Examples from the Web for pirogue
She was still trembling when he helped her into the pirogue, and neither spoke while they were crossing.
The pirogue was likewise quickly made; the canoe was paddled, the pirogue pushed by oars or setting-poles.Historic Highways of America (Vol. 9)|Archer Butler Hulbert
The blunt, slanting bow of the pirogue banged into the plank gunwale and slid over it.Blackbeard: Buccaneer|Ralph D. Paine
Across the river there were signs of life, and she got into a pirogue with the laudable desire to say good-bye to Mrs. Burns.
I shall land in the pirogue with the doctor and the boatswain.The English at the North Pole|Jules Verne
Word Origin for pirogue

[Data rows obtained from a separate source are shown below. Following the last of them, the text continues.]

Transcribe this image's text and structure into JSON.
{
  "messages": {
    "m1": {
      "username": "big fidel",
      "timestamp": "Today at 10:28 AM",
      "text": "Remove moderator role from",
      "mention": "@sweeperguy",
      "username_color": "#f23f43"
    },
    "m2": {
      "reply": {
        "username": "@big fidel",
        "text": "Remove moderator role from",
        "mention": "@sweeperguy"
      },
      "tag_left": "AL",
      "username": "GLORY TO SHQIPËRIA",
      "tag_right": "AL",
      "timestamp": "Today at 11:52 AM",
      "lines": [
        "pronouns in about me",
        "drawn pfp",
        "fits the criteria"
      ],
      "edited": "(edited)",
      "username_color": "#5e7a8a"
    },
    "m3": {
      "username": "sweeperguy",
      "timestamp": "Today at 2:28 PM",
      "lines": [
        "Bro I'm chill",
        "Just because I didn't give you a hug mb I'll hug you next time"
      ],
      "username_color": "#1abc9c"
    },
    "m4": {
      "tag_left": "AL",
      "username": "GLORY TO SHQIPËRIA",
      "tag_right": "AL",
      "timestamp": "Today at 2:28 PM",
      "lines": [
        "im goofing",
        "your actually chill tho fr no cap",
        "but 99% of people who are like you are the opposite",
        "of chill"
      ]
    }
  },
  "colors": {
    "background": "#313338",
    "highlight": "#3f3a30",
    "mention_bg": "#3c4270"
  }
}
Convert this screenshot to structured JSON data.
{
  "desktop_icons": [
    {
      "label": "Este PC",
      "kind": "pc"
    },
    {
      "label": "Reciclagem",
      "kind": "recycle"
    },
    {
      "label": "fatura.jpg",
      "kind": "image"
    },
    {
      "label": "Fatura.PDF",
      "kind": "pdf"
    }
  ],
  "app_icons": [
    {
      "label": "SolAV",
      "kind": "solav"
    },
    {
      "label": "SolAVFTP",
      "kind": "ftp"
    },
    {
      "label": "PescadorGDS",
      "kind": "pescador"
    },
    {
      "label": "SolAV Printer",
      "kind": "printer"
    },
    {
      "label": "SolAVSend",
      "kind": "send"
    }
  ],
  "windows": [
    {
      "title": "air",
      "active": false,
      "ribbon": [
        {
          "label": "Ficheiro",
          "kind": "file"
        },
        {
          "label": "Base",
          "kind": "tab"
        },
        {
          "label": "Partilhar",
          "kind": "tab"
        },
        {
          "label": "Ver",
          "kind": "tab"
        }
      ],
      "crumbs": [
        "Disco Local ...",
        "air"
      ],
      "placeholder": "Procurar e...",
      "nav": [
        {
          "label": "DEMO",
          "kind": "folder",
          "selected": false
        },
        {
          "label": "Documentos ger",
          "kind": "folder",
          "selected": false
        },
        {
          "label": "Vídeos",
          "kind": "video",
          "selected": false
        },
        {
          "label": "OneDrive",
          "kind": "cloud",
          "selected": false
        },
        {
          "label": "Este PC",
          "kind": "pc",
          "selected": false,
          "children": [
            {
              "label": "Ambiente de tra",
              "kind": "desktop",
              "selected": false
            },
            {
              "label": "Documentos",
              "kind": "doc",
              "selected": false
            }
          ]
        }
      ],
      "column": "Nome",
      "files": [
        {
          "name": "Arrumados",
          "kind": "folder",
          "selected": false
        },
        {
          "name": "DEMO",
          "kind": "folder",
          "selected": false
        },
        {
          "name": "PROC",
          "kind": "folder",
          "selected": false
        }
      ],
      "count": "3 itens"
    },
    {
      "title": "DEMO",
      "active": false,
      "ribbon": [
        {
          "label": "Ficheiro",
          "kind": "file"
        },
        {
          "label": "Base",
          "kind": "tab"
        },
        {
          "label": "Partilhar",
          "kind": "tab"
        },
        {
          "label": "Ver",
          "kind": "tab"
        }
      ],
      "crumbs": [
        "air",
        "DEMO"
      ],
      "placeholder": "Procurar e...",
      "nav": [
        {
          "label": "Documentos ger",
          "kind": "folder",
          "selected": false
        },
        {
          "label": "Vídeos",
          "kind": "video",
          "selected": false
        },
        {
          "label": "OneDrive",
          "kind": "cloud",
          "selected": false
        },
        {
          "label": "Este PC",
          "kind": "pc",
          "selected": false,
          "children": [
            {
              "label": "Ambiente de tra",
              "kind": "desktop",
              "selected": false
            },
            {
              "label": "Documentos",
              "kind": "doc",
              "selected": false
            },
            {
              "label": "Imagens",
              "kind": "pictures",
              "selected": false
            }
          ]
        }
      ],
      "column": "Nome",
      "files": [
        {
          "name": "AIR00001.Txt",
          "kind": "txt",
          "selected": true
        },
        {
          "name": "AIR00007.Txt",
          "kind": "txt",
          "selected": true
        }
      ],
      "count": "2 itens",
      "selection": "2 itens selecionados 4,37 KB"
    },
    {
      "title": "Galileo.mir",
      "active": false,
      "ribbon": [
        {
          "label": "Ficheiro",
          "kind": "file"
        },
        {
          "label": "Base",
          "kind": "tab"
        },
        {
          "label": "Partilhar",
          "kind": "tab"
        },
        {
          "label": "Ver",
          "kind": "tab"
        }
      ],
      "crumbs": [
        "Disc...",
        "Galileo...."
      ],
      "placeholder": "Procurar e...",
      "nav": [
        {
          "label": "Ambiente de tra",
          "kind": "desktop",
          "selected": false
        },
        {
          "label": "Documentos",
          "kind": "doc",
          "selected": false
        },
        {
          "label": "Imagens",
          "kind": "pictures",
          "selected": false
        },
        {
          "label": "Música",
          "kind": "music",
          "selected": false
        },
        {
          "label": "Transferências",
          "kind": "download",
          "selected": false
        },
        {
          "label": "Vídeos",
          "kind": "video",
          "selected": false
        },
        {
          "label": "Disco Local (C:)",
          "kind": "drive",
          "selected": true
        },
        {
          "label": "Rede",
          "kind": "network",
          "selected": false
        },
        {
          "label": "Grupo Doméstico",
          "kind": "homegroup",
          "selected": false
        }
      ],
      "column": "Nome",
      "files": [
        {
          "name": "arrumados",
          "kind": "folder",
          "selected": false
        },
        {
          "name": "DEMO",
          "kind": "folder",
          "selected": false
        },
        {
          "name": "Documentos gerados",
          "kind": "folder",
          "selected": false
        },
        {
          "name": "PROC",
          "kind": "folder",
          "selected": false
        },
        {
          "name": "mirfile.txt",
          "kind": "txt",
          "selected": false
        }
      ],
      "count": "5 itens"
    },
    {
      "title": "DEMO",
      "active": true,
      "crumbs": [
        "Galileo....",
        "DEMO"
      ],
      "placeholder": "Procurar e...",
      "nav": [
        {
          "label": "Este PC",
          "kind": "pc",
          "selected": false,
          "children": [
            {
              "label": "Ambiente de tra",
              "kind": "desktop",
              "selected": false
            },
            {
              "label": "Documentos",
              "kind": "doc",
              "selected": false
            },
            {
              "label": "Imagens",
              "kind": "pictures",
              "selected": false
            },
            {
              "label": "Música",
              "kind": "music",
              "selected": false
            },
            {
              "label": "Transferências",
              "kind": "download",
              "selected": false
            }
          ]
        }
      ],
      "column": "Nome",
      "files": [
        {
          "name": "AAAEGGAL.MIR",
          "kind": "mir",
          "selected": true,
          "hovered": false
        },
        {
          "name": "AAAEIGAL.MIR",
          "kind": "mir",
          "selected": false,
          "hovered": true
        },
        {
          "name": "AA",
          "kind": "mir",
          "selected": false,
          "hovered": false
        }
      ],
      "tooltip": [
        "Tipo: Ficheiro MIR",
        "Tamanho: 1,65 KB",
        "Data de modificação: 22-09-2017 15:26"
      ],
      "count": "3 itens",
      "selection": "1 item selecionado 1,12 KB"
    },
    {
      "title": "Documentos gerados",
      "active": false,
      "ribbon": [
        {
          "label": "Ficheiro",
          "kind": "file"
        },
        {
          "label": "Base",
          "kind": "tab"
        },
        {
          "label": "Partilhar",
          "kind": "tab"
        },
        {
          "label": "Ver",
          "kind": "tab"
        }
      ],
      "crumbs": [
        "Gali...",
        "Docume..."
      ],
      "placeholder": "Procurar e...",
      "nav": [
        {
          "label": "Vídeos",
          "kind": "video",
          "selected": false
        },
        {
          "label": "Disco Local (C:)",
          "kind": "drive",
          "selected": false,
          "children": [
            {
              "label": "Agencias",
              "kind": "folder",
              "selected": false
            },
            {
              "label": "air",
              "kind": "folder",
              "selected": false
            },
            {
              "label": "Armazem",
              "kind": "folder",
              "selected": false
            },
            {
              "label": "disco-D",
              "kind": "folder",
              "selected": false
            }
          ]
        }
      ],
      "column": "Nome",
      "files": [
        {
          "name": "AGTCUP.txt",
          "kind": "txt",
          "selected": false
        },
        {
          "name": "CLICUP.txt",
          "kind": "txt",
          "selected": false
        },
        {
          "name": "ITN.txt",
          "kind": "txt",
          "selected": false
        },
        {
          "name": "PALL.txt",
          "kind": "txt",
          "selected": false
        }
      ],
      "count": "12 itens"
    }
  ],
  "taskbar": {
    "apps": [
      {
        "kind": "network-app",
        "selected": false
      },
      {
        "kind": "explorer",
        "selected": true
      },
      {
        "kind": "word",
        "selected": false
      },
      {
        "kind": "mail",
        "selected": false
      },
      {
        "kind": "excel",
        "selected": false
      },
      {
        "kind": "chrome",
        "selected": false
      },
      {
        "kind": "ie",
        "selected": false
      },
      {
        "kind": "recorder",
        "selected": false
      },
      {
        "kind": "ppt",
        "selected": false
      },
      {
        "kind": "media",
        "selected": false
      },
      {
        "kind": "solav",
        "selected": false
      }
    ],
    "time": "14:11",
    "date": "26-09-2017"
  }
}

1660s, from French pirogue, probably from Galibi (a Carib language) piragua "a dug-out." Cf. Spanish piragua (1530s).